“An ‘easy’ day would be 12 miles in the morning, six miles after work. On the weekends, I’ll do longer runs and I’ll just do singles,” he said. “The runners typically have what they call their longest day of the week. I’ll do that on Saturday. I run a marathon for that [26.2 miles].”
When he’s not out logging the miles, Mickow’s chasing his newborn son, 3½-month-old Finn. He said he likes being a dad.
Mickow flew out Wednesday to Oregon. His wife, Melissa, and son along with his mother and friends joined him Thursday.
Mickow has come a long ways from Princeton High School, where he was a standout for the cross country and track teams, before running for the Fighting Illini along with his twin brother, Hunter. He was a two-time all-stater in cross country, placing fourth in Class 2A as a senior in 2007. He placed third in the 1,600 meters in track as a junior, but did not compete at state as a senior.
“I liked running back then, but I really didn’t know anything about professional running or even past high school, much less college,” he said. “Even going to U of I, I was never a guy that researched runners or even knew what was going on. I just raced and tried to beat people.”
The ultimate dream for Mickow would be to make the Olympic team one day and represent the U.S. The 2024 Olympics in Paris would be a great start.
“That would be awesome to make the 2024 team,” Mickow said. “That’s a little ways down the road, but yeah, that’d definitely be great.
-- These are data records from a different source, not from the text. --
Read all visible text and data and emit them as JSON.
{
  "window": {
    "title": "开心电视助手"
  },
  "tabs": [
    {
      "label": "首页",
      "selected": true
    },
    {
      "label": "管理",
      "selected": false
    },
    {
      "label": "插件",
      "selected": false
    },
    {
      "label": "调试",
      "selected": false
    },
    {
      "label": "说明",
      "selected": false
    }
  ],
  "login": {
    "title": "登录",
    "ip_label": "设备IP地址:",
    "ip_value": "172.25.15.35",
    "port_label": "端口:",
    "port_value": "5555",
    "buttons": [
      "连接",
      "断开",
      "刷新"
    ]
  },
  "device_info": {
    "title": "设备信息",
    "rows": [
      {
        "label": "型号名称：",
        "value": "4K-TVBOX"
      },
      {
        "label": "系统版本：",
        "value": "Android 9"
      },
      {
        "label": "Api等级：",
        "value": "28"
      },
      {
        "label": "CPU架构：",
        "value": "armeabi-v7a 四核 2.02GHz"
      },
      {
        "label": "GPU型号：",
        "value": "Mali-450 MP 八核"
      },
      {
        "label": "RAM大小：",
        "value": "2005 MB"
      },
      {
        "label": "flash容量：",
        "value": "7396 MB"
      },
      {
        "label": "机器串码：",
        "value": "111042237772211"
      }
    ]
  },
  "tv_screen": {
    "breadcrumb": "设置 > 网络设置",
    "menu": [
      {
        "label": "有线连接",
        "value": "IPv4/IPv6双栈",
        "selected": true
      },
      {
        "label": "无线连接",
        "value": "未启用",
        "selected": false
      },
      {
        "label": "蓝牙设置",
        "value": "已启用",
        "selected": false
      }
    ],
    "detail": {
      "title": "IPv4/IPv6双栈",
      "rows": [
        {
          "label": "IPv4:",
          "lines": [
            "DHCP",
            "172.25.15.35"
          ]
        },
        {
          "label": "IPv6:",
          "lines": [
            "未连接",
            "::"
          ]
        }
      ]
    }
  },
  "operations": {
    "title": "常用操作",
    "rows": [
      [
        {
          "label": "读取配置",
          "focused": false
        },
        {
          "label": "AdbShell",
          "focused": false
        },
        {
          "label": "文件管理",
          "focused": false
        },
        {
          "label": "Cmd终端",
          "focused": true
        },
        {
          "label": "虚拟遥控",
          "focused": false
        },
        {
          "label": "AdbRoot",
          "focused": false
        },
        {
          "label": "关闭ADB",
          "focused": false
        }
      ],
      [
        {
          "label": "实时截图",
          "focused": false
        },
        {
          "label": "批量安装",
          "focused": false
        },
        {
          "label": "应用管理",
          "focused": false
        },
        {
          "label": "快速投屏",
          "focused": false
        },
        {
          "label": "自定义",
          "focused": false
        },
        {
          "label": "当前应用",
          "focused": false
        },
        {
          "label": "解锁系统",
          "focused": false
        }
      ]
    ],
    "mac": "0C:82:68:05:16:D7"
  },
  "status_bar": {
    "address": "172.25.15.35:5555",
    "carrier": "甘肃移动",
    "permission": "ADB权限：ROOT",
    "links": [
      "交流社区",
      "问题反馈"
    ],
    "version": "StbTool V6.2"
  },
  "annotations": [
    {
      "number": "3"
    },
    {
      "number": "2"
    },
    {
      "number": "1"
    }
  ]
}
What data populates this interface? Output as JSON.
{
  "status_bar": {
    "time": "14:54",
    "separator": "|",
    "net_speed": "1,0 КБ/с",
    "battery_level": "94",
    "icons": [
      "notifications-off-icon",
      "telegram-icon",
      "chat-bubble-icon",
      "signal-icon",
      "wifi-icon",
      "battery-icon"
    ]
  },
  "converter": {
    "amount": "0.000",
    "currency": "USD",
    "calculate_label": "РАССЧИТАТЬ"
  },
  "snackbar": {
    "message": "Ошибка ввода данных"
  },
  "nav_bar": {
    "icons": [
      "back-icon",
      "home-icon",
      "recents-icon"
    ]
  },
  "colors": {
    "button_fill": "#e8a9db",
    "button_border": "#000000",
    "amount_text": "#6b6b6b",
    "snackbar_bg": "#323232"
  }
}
The trials would be early 2024. I was 15th in 2020, but I think I’ve improved quite a bit from then.”